### MATERIAL FOR THE TASK ###

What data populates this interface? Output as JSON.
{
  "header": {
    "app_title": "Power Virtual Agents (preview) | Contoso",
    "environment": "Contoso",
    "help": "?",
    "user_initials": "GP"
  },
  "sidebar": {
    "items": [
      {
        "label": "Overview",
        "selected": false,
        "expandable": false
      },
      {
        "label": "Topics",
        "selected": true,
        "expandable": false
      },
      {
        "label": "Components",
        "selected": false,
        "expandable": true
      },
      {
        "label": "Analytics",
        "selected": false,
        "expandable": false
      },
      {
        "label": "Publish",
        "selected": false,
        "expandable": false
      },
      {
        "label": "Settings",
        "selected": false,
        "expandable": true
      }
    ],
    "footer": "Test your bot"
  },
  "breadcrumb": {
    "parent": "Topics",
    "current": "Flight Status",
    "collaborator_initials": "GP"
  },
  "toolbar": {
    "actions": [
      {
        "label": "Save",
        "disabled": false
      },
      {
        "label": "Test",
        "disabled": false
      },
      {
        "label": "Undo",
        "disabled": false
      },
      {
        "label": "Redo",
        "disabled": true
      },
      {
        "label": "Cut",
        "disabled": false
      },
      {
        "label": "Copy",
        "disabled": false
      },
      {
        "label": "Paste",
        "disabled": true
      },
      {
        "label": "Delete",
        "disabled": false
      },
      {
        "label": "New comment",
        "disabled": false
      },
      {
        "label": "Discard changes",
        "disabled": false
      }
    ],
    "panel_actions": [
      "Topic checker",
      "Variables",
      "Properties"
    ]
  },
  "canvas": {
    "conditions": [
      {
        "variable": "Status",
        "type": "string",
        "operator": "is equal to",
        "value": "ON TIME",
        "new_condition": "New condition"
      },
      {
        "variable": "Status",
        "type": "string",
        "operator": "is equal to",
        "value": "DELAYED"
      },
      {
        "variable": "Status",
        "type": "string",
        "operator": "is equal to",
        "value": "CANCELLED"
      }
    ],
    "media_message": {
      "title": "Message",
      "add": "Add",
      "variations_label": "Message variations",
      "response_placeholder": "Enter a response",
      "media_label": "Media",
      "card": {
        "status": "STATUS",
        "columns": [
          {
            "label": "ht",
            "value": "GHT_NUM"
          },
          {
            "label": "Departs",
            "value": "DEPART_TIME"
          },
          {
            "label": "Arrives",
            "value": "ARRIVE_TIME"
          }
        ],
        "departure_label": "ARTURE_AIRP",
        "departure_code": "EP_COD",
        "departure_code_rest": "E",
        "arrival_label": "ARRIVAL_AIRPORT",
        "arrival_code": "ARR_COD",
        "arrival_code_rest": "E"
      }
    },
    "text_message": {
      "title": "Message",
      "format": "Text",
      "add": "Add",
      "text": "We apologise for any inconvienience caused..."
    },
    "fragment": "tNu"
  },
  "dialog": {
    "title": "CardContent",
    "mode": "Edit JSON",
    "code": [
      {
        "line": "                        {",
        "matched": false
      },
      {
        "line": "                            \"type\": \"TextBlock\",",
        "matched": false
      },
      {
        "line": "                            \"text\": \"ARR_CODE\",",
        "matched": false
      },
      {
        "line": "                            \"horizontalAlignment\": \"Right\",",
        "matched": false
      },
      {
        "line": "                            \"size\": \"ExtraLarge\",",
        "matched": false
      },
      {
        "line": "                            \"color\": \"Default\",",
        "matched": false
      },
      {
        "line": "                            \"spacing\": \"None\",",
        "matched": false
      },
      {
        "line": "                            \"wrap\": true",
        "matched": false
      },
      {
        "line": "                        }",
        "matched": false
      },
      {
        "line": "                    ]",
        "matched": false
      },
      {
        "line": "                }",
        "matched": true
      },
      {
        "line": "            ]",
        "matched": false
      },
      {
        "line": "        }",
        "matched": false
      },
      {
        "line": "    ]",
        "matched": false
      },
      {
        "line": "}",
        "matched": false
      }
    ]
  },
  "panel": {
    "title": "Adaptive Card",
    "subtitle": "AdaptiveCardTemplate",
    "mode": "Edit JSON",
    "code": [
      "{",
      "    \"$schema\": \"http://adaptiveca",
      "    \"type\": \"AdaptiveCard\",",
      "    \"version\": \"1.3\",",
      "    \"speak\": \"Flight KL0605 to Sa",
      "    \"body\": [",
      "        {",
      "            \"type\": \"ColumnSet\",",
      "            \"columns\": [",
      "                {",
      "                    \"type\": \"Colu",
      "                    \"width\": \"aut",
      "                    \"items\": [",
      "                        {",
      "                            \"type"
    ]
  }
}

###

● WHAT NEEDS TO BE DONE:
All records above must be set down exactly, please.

● YOUR RESPONSE:
What data populates this interface? Output as JSON.
{
  "header": {
    "app_title": "Power Virtual Agents (preview) | Contoso",
    "environment": "Contoso",
    "help": "?",
    "user_initials": "GP"
  },
  "sidebar": {
    "items": [
      {
        "label": "Overview",
        "selected": false,
        "expandable": false
      },
      {
        "label": "Topics",
        "selected": true,
        "expandable": false
      },
      {
        "label": "Components",
        "selected": false,
        "expandable": true
      },
      {
        "label": "Analytics",
        "selected": false,
        "expandable": false
      },
      {
        "label": "Publish",
        "selected": false,
        "expandable": false
      },
      {
        "label": "Settings",
        "selected": false,
        "expandable": true
      }
    ],
    "footer": "Test your bot"
  },
  "breadcrumb": {
    "parent": "Topics",
    "current": "Flight Status",
    "collaborator_initials": "GP"
  },
  "toolbar": {
    "actions": [
      {
        "label": "Save",
        "disabled": false
      },
      {
        "label": "Test",
        "disabled": false
      },
      {
        "label": "Undo",
        "disabled": false
      },
      {
        "label": "Redo",
        "disabled": true
      },
      {
        "label": "Cut",
        "disabled": false
      },
      {
        "label": "Copy",
        "disabled": false
      },
      {
        "label": "Paste",
        "disabled": true
      },
      {
        "label": "Delete",
        "disabled": false
      },
      {
        "label": "New comment",
        "disabled": false
      },
      {
        "label": "Discard changes",
        "disabled": false
      }
    ],
    "panel_actions": [
      "Topic checker",
      "Variables",
      "Properties"
    ]
  },
  "canvas": {
    "conditions": [
      {
        "variable": "Status",
        "type": "string",
        "operator": "is equal to",
        "value": "ON TIME",
        "new_condition": "New condition"
      },
      {
        "variable": "Status",
        "type": "string",
        "operator": "is equal to",
        "value": "DELAYED"
      },
      {
        "variable": "Status",
        "type": "string",
        "operator": "is equal to",
        "value": "CANCELLED"
      }
    ],
    "media_message": {
      "title": "Message",
      "add": "Add",
      "variations_label": "Message variations",
      "response_placeholder": "Enter a response",
      "media_label": "Media",
      "card": {
        "status": "STATUS",
        "columns": [
          {
            "label": "ht",
            "value": "GHT_NUM"
          },
          {
            "label": "Departs",
            "value": "DEPART_TIME"
          },
          {
            "label": "Arrives",
            "value": "ARRIVE_TIME"
          }
        ],
        "departure_label": "ARTURE_AIRP",
        "departure_code": "EP_COD",
        "departure_code_rest": "E",
        "arrival_label": "ARRIVAL_AIRPORT",
        "arrival_code": "ARR_COD",
        "arrival_code_rest": "E"
      }
    },
    "text_message": {
      "title": "Message",
      "format": "Text",
      "add": "Add",
      "text": "We apologise for any inconvienience caused..."
    },
    "fragment": "tNu"
  },
  "dialog": {
    "title": "CardContent",
    "mode": "Edit JSON",
    "code": [
      {
        "line": "                        {",
        "matched": false
      },
      {
        "line": "                            \"type\": \"TextBlock\",",
        "matched": false
      },
      {
        "line": "                            \"text\": \"ARR_CODE\",",
        "matched": false
      },
      {
        "line": "                            \"horizontalAlignment\": \"Right\",",
        "matched": false
      },
      {
        "line": "                            \"size\": \"ExtraLarge\",",
        "matched": false
      },
      {
        "line": "                            \"color\": \"Default\",",
        "matched": false
      },
      {
        "line": "                            \"spacing\": \"None\",",
        "matched": false
      },
      {
        "line": "                            \"wrap\": true",
        "matched": false
      },
      {
        "line": "                        }",
        "matched": false
      },
      {
        "line": "                    ]",
        "matched": false
      },
      {
        "line": "                }",
        "matched": true
      },
      {
        "line": "            ]",
        "matched": false
      },
      {
        "line": "        }",
        "matched": false
      },
      {
        "line": "    ]",
        "matched": false
      },
      {
        "line": "}",
        "matched": false
      }
    ]
  },
  "panel": {
    "title": "Adaptive Card",
    "subtitle": "AdaptiveCardTemplate",
    "mode": "Edit JSON",
    "code": [
      "{",
      "    \"$schema\": \"http://adaptiveca",
      "    \"type\": \"AdaptiveCard\",",
      "    \"version\": \"1.3\",",
      "    \"speak\": \"Flight KL0605 to Sa",
      "    \"body\": [",
      "        {",
      "            \"type\": \"ColumnSet\",",
      "            \"columns\": [",
      "                {",
      "                    \"type\": \"Colu",
      "                    \"width\": \"aut",
      "                    \"items\": [",
      "                        {",
      "                            \"type"
    ]
  }
}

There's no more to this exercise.